The dancing and acting during this scene, a large part of which was performed by local children, was well done, light and festive. The multicolored dresses were given to motion with ruffled petticoats as the children galloped among the adults. There were more remarkable children in the Scene that followed, where the Nutcracker Prince battles the Rat King along with armies of toy soldiers and mice.
After the battle scene is one of the most beautiful and climactic pieces of music in the ballet. Instead of the pas de deux that most often accompanies this music, the Northwind (Richard Krusch) blows into Clara’s room and takes her to the Land of Snow. Krusch danced briefly and intermittently but mostly whipped his cape while Clara’s bed moved about the stage in a very anti-climactic way.
Once in the Land of Snow, the Snowflakes danced in beautiful icy colored tutus against a breathtaking snowy landscape. Artistic director and choreographer Robert Weiss’s Snow is some of his best work, and another example of his ability to create changing complex designs that unfold simply. Individual dancers moved as softly as a snow flake, but as a group they gained the intensity of a snow storm. The Snowflakes weren’t in perfect unison on opening night. The music is fast, maybe too fast for some. Richard Krusch as the Northwind joined the them and gave a sensational performance. His leaping turns were like second nature and his jumps captured what must be some concept of physics that allowed him to hang in the air for a moment before returning to the ground.
The Land of the Sweets was bursting with excitement and character. The short dances are like sprints, packed with non-stop, seemingly impossible jumps. As Tea, Sokvannara Sar and Nikolai Smirnov leap frogged over each other; as Candy Canes, Eugene C. Barnes, Oliver Beres and Richard Krusch performed high Russian jumps with legs stretched beyond 180 degrees. Cecilia Iliesiu’s Coffee dance was a demonstration of what makes ballet unique as an athletic activity. Her balance of strength and suppleness allowed her confident grace that enthralled throughout the slightly longer than most Sweets dance.

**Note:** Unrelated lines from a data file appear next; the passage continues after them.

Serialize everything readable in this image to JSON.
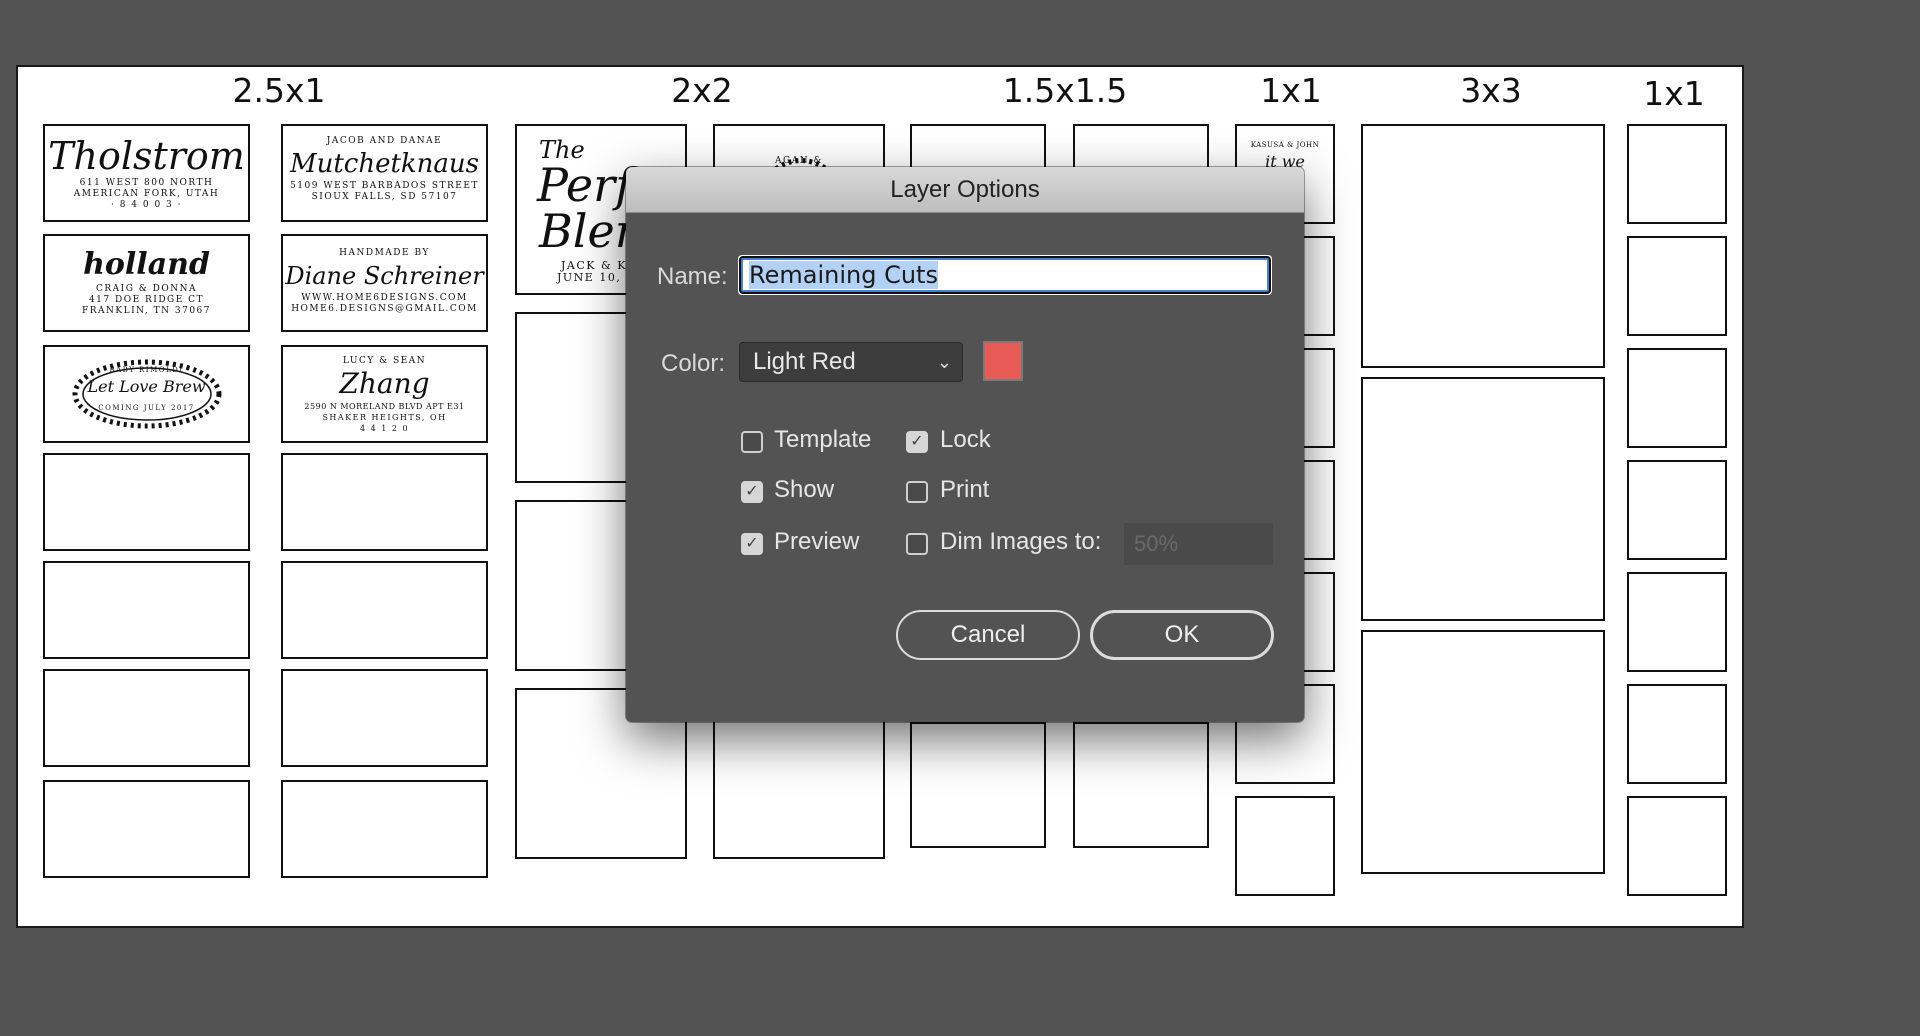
{
  "canvas": {
    "headers": [
      "2.5x1",
      "2x2",
      "1.5x1.5",
      "1x1",
      "3x3",
      "1x1"
    ],
    "stamps": {
      "tholstrom": {
        "name": "Tholstrom",
        "lines": [
          "611 WEST 800 NORTH",
          "AMERICAN FORK, UTAH",
          "· 8 4 0 0 3 ·"
        ]
      },
      "mutchetknaus": {
        "top": "JACOB AND DANAE",
        "name": "Mutchetknaus",
        "lines": [
          "5109 WEST BARBADOS STREET",
          "SIOUX FALLS, SD 57107"
        ]
      },
      "holland": {
        "name": "holland",
        "lines": [
          "CRAIG & DONNA",
          "417 DOE RIDGE CT",
          "FRANKLIN, TN 37067"
        ]
      },
      "schreiner": {
        "top": "HANDMADE BY",
        "name": "Diane Schreiner",
        "lines": [
          "WWW.HOME6DESIGNS.COM",
          "HOME6.DESIGNS@GMAIL.COM"
        ]
      },
      "letlovebrew": {
        "top": "BABY RIMOLDI",
        "name": "Let Love Brew",
        "bottom": "COMING JULY 2017"
      },
      "zhang": {
        "top": "LUCY & SEAN",
        "name": "Zhang",
        "lines": [
          "2590 N MORELAND BLVD APT E31",
          "SHAKER HEIGHTS, OH",
          "4 4 1 2 0"
        ]
      },
      "perfect": {
        "name1": "The",
        "name2": "Perfe",
        "name3": "Blen",
        "lines": [
          "JACK & KA",
          "JUNE 10, 2"
        ]
      },
      "wreath": {
        "text": "AGAN &"
      },
      "round": {
        "text": "KASUSA & JOHN",
        "name": "it we"
      }
    }
  },
  "dialog": {
    "title": "Layer Options",
    "name_label": "Name:",
    "name_value": "Remaining Cuts",
    "color_label": "Color:",
    "color_value": "Light Red",
    "swatch_color": "#e85a56",
    "checkboxes": {
      "template": {
        "label": "Template",
        "checked": false
      },
      "lock": {
        "label": "Lock",
        "checked": true
      },
      "show": {
        "label": "Show",
        "checked": true
      },
      "print": {
        "label": "Print",
        "checked": false
      },
      "preview": {
        "label": "Preview",
        "checked": true
      },
      "dim": {
        "label": "Dim Images to:",
        "checked": false
      }
    },
    "dim_value": "50%",
    "cancel_label": "Cancel",
    "ok_label": "OK"
  }
}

Flowers were breezy and light in their beautifully sweeping traveling waltz. The eight dancers were truly a corps, a single unit operating with common direction, like I’ve rarely seen. The same dancers captured the unity of movement and style that was absent in parts of the Land of the Snow. A beautiful complement to their corps was fairy-like Butterfly Marageret Severin-Hansen.

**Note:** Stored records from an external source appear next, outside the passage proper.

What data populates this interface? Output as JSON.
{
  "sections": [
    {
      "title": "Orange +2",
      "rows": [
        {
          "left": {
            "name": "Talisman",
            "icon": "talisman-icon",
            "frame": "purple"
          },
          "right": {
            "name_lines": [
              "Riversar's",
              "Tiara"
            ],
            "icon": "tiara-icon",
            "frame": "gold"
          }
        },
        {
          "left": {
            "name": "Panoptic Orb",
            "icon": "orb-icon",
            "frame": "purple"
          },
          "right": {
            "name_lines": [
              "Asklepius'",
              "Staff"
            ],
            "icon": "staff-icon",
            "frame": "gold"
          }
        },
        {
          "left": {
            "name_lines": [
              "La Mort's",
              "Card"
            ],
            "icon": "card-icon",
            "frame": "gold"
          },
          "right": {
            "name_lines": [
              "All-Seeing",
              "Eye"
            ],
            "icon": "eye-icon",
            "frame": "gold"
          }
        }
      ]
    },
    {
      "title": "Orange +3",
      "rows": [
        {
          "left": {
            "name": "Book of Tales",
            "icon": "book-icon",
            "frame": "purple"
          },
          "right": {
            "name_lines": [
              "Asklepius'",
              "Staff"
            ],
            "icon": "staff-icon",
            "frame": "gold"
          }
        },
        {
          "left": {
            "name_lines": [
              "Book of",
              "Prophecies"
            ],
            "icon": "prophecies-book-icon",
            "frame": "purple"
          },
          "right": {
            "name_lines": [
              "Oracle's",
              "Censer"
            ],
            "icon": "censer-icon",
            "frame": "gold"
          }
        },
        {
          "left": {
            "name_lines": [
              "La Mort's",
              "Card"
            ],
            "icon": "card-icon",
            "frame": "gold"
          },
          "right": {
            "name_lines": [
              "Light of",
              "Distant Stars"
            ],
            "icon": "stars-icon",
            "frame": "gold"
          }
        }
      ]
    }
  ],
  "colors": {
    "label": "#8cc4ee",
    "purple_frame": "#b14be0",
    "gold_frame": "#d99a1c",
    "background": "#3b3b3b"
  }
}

The Sugar Plum Fairy, Lara O’Brien and her Cavalier, Marcelo Martinez rose to the passion and fantasy of the music in their pas de deux. They made a stunning and radiant pair.
The Carolina Ballet’s Nutcracker continues to run after Christmas through the holidays, and if you haven’t already seen it, I recommend that you do. This music is so familiar that it may be easy to take for granted, but give it another listen and watch how the dance represents the music (they were, after all, originally created together). Listen again for the sound of fantasy with strings and piccolos during the growling intensity low brass. Suspense builds in the music and action in every scene.

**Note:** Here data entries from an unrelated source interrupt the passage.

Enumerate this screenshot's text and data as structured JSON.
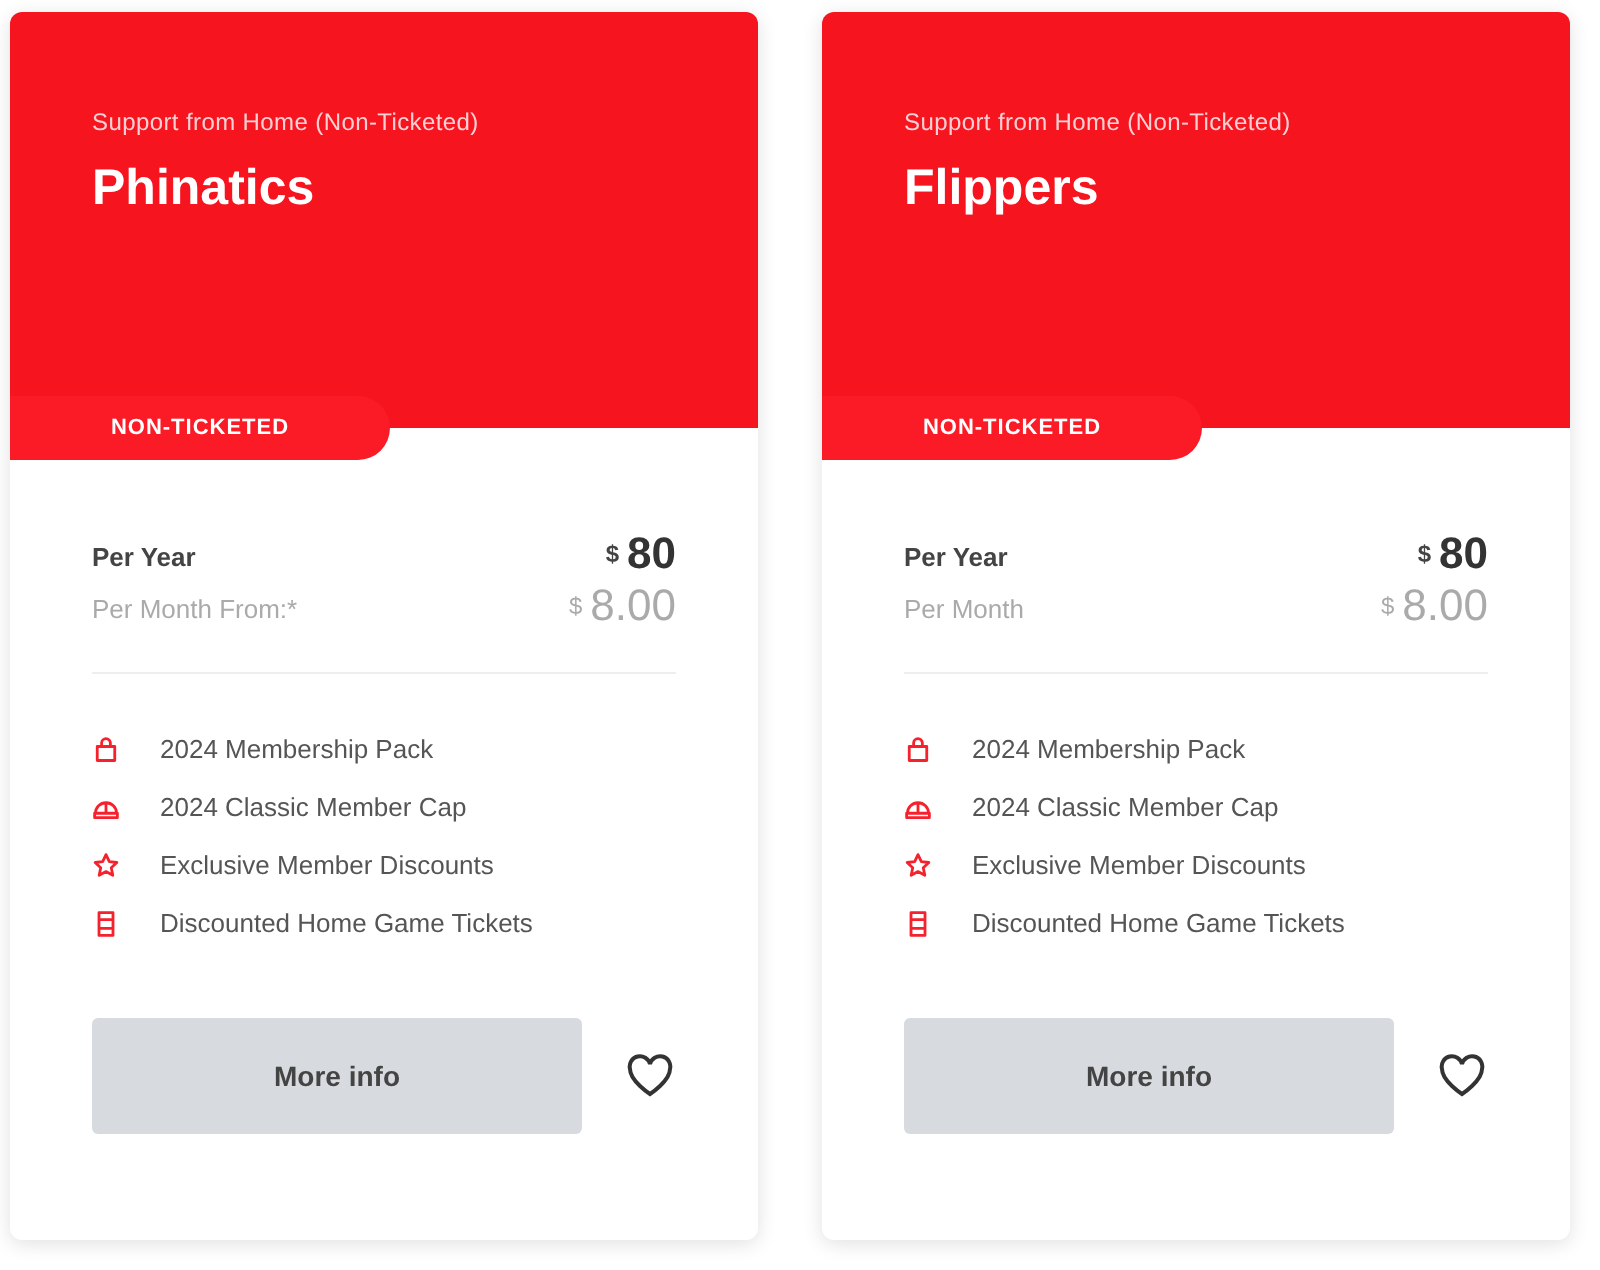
{
  "cards": [
    {
      "category": "Support from Home (Non-Ticketed)",
      "title": "Phinatics",
      "tag": "NON-TICKETED",
      "price_year_label": "Per Year",
      "price_year_currency": "$",
      "price_year": "80",
      "price_month_label": "Per Month From:*",
      "price_month_currency": "$",
      "price_month": "8.00",
      "features": [
        {
          "kind": "bag",
          "text": "2024 Membership Pack"
        },
        {
          "kind": "cap",
          "text": "2024 Classic Member Cap"
        },
        {
          "kind": "star",
          "text": "Exclusive Member Discounts"
        },
        {
          "kind": "ticket",
          "text": "Discounted Home Game Tickets"
        }
      ],
      "button": "More info"
    },
    {
      "category": "Support from Home (Non-Ticketed)",
      "title": "Flippers",
      "tag": "NON-TICKETED",
      "price_year_label": "Per Year",
      "price_year_currency": "$",
      "price_year": "80",
      "price_month_label": "Per Month",
      "price_month_currency": "$",
      "price_month": "8.00",
      "features": [
        {
          "kind": "bag",
          "text": "2024 Membership Pack"
        },
        {
          "kind": "cap",
          "text": "2024 Classic Member Cap"
        },
        {
          "kind": "star",
          "text": "Exclusive Member Discounts"
        },
        {
          "kind": "ticket",
          "text": "Discounted Home Game Tickets"
        }
      ],
      "button": "More info"
    }
  ]
}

The Nutcracker is part of my family’s holiday every year, and every year I come away with a unique perspective.
by Denise Cerniglia
A little note before you go:
This is my favorite music, and I can’t help but share why. Listen all the way through. Listen to the fantasy provided by the harp. Listen to the repeating melodic theme that gains intensity. Around 2:11 the music becomes suspenseful with a trombone climax around 2:40, but still building suspense, until another climax around 3:25. Continue to listen closely and you’ll hear a tiny little fairy piccolo during this deep emotional music, that gives it an enchanted quality. In the ballet this music is reflected in the dancers, and this full-sensory experience is well worth anyone’s time.
Ticket info: http://www.carolinaballet.com/program/nutcracker-2013